Exercise instructions: For each line in the data below that has the word "JSON", copy that line.

Data under study:
»»

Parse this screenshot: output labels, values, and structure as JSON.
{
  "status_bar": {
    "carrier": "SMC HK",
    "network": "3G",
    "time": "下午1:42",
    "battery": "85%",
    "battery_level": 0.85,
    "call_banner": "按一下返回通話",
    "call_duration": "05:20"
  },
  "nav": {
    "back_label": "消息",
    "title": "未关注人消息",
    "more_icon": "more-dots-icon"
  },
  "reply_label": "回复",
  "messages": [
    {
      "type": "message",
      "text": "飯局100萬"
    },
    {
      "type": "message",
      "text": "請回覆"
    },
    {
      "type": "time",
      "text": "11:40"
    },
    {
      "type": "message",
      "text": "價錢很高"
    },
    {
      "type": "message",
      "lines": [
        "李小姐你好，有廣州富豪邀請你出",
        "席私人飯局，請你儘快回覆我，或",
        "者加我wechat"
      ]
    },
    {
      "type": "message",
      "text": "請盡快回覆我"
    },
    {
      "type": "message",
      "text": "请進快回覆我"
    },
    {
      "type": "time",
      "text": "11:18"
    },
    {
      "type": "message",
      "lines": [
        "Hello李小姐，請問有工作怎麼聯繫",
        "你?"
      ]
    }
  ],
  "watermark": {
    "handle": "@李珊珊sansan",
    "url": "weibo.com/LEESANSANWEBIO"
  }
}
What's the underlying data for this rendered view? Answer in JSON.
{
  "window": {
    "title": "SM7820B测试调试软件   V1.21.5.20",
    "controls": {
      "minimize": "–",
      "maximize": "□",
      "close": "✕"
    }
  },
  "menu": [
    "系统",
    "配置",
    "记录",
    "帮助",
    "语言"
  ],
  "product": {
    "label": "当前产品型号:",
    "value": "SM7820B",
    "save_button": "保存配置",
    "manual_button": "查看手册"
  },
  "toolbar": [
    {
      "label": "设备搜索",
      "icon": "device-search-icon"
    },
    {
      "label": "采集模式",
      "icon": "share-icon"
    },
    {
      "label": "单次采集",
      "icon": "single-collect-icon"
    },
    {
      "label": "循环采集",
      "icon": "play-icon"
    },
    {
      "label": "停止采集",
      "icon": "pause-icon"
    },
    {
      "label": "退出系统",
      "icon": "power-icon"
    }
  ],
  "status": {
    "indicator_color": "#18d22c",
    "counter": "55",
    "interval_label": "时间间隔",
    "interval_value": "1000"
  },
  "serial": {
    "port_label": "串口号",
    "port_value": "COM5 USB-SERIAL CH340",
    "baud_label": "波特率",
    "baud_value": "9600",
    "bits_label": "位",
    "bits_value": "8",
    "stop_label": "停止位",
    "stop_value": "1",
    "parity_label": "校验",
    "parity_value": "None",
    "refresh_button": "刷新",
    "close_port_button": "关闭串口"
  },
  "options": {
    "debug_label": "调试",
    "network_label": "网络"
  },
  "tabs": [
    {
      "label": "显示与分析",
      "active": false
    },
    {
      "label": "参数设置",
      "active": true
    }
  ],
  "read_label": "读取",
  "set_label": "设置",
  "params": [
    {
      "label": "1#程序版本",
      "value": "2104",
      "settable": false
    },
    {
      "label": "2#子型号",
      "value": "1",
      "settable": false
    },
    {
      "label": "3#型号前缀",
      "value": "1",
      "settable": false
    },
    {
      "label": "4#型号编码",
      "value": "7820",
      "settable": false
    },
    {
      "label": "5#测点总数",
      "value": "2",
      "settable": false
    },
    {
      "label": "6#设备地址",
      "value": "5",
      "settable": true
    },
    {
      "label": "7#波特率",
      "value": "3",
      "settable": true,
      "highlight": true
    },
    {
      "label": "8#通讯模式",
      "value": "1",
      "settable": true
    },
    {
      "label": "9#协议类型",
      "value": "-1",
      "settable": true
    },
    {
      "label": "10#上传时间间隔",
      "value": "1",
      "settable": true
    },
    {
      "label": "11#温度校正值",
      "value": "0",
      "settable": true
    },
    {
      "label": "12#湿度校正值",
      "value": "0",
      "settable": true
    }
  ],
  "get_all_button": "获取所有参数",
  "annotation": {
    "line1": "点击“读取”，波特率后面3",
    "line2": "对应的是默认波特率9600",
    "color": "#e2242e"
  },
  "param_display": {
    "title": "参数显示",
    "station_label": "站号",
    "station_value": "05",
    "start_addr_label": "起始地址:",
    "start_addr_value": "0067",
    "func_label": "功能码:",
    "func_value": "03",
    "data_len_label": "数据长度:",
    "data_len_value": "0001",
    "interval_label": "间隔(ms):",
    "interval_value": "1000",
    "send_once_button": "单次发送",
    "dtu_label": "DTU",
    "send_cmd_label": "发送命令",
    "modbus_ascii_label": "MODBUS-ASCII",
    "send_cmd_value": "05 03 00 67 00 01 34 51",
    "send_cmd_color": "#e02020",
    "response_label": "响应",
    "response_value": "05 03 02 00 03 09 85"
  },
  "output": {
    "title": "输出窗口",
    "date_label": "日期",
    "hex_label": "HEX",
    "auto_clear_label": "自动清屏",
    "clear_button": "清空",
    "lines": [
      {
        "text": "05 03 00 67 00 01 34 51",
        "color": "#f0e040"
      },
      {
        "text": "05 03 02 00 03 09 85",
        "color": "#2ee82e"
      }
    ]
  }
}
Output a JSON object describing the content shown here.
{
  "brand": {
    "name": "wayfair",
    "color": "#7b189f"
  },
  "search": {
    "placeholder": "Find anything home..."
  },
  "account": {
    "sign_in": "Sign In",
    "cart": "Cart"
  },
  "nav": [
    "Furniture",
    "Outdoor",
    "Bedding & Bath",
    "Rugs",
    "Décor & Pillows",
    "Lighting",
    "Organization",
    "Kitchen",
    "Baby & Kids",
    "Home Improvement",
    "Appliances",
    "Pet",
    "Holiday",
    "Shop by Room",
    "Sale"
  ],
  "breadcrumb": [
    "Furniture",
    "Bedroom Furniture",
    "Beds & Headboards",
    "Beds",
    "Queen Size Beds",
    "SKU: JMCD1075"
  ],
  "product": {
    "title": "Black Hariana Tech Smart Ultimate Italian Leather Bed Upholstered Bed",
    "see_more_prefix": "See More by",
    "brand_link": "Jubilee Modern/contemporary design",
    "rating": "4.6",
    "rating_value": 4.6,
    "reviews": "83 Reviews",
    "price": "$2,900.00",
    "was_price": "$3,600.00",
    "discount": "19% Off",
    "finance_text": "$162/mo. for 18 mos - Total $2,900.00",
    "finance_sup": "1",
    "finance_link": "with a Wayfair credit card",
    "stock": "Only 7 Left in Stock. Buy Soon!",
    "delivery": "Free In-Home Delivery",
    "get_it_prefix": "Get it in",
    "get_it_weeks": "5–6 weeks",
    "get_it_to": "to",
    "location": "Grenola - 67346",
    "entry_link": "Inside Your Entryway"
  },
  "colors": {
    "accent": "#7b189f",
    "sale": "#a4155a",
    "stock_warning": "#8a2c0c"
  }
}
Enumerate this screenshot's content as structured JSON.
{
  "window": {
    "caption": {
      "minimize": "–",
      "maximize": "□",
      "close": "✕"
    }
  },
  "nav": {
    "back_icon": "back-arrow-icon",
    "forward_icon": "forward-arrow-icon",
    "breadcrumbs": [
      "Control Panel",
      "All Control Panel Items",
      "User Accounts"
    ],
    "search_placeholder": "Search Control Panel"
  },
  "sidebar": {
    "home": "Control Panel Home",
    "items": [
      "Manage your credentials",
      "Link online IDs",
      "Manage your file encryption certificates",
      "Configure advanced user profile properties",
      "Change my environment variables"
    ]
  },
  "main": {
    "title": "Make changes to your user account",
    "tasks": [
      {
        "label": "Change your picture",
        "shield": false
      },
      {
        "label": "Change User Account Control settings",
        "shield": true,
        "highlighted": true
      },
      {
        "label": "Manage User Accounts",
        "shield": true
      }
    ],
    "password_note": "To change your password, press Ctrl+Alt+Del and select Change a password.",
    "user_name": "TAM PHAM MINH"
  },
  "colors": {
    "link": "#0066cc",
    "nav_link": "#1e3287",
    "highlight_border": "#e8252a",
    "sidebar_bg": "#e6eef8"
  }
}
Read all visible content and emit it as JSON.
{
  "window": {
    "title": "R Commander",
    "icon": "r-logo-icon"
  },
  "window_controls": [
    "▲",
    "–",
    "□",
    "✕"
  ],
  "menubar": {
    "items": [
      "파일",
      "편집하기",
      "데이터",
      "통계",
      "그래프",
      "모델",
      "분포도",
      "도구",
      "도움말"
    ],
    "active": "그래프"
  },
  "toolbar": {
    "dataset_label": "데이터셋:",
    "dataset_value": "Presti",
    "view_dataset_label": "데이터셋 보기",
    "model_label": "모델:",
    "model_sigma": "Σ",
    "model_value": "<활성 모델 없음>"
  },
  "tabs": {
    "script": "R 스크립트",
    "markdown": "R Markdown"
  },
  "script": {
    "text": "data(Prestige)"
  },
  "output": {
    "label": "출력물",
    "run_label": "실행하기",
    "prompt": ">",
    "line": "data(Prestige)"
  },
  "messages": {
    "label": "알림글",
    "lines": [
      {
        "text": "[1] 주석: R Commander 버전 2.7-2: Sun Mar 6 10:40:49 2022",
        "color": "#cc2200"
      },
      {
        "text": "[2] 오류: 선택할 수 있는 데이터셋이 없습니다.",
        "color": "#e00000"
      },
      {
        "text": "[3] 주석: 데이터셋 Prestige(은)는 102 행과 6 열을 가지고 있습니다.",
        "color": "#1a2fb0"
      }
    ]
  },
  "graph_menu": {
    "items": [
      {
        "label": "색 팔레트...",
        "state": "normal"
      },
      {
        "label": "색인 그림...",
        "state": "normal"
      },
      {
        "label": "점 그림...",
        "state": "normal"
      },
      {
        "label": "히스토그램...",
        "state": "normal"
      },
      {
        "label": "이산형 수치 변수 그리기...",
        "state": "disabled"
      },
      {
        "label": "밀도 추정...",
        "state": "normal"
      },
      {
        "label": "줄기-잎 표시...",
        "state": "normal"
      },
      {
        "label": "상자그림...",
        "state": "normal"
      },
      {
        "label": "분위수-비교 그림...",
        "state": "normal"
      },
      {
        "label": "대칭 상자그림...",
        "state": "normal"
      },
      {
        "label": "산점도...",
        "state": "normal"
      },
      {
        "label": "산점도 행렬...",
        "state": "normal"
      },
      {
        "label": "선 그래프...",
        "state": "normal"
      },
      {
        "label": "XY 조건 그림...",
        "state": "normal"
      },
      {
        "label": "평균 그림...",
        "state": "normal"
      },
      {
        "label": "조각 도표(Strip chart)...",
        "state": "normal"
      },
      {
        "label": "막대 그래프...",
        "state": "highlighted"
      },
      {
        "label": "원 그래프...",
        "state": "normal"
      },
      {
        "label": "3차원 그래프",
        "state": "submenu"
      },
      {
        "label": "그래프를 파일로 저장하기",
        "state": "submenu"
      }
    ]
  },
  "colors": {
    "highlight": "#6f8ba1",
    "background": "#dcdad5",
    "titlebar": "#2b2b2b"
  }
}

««

Response to the exercise:
Parse this screenshot: output labels, values, and structure as JSON.
What's the underlying data for this rendered view? Answer in JSON.
Output a JSON object describing the content shown here.
Enumerate this screenshot's content as structured JSON.
Read all visible content and emit it as JSON.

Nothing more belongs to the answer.